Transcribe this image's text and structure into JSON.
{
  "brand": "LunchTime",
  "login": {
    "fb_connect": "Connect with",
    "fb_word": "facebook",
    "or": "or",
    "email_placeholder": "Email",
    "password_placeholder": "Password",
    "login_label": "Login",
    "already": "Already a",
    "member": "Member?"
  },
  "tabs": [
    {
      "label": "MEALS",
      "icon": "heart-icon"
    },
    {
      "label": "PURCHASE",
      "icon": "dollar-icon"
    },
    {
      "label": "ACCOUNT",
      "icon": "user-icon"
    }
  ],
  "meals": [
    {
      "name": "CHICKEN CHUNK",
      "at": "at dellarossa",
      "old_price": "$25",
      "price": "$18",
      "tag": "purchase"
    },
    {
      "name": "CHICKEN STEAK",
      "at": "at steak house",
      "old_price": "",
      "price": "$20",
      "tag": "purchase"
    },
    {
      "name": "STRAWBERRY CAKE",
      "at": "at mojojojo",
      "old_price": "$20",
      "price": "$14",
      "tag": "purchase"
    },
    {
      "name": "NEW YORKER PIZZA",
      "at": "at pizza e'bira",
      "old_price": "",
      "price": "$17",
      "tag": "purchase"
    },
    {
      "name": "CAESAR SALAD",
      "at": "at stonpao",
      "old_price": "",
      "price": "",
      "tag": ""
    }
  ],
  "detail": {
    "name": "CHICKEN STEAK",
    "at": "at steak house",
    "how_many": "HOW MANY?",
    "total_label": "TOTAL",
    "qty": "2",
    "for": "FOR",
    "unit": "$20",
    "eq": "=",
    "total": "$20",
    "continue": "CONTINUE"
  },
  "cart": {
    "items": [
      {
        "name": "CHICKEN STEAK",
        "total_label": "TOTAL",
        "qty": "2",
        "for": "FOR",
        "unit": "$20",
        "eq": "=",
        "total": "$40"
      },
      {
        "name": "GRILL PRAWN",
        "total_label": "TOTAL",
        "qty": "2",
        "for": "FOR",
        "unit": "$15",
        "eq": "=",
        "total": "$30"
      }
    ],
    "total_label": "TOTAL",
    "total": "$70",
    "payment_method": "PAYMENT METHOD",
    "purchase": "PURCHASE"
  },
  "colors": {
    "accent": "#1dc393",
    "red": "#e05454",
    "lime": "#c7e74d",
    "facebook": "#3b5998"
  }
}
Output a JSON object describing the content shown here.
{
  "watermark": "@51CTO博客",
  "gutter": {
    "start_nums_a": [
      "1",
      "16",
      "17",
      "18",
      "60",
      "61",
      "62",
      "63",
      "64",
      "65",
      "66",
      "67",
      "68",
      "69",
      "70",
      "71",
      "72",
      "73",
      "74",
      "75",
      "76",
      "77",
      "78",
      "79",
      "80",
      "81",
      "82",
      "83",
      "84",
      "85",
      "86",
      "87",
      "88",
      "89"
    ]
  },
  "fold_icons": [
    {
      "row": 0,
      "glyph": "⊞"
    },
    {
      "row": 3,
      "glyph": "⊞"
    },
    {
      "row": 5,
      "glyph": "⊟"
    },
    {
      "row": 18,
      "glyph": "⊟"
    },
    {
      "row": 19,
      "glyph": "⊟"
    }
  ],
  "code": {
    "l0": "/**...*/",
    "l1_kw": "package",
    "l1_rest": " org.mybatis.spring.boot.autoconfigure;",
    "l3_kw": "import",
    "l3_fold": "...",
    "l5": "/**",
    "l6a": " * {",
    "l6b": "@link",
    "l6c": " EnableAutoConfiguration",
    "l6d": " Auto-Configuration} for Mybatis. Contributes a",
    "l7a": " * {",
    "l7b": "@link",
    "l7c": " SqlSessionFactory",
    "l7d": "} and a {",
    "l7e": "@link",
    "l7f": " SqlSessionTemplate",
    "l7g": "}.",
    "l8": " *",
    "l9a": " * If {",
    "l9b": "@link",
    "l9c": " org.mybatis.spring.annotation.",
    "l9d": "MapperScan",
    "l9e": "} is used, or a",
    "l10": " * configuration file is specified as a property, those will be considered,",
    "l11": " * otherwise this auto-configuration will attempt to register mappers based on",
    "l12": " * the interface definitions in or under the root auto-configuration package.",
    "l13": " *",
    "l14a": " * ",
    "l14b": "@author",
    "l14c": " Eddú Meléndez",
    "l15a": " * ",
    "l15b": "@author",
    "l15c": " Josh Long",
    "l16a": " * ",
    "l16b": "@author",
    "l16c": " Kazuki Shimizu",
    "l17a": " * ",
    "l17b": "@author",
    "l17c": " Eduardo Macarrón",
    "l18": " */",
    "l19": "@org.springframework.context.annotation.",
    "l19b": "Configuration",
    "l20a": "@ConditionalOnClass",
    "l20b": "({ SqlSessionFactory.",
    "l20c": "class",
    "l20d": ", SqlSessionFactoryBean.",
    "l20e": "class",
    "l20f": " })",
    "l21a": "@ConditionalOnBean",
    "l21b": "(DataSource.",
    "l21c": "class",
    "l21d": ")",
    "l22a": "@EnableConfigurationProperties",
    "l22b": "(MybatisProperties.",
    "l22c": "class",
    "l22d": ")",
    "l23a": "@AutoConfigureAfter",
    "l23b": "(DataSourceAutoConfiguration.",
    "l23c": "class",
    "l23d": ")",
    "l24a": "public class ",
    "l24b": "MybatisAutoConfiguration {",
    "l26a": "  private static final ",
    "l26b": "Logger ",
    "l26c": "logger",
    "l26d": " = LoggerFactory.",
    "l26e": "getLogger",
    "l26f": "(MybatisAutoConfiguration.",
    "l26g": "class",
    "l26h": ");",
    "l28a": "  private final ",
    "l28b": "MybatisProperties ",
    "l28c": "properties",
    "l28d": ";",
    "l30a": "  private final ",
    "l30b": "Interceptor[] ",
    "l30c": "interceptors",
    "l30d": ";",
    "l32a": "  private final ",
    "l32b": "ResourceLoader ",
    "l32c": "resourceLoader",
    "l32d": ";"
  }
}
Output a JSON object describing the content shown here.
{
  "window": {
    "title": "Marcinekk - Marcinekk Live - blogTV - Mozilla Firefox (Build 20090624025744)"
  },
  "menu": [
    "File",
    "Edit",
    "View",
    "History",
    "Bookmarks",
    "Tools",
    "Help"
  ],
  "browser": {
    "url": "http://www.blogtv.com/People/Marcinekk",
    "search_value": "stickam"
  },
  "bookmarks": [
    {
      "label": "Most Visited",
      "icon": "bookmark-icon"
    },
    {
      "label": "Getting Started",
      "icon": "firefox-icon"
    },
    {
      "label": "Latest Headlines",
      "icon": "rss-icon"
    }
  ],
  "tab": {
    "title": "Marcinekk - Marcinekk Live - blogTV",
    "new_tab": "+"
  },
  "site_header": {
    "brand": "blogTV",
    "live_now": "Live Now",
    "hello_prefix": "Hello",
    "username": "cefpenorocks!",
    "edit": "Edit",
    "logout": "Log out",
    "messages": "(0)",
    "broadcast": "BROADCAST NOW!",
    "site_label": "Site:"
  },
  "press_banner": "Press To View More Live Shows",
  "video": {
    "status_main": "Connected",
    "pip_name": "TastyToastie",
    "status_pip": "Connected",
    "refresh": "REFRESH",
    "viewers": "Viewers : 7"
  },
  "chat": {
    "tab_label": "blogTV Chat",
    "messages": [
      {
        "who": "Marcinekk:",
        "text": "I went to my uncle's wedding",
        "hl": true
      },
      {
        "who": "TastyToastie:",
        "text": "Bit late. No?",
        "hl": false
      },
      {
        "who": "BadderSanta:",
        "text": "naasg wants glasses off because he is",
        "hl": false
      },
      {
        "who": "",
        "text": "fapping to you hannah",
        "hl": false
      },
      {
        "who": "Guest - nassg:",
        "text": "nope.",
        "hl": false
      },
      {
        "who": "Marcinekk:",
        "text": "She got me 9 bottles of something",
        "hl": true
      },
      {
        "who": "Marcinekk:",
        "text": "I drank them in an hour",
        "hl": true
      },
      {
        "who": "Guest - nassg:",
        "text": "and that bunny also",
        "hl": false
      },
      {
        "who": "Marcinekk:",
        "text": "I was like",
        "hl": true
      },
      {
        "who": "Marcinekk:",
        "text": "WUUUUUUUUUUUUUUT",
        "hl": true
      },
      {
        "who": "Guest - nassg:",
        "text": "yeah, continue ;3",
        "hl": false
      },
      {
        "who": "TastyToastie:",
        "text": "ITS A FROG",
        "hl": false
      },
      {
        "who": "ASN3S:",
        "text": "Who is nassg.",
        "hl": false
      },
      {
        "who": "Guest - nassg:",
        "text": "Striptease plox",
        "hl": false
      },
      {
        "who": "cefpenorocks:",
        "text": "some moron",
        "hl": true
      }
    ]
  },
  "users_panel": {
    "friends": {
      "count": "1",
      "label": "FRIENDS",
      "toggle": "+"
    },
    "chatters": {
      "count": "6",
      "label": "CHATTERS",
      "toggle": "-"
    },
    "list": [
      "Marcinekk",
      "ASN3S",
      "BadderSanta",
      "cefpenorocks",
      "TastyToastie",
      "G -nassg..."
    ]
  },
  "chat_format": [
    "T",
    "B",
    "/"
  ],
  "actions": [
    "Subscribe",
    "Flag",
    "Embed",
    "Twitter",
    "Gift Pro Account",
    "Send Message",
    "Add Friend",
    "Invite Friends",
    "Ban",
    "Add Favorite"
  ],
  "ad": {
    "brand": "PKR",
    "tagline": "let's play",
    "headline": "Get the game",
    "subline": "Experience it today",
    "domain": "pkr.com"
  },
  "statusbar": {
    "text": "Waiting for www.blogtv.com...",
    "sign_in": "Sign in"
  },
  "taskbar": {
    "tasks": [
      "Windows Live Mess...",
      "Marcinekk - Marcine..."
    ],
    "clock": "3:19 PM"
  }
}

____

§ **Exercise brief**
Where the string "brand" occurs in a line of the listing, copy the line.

§ **Reply to the exercise**
  "brand": "LunchTime",
    "brand": "blogTV",
    "brand": "PKR",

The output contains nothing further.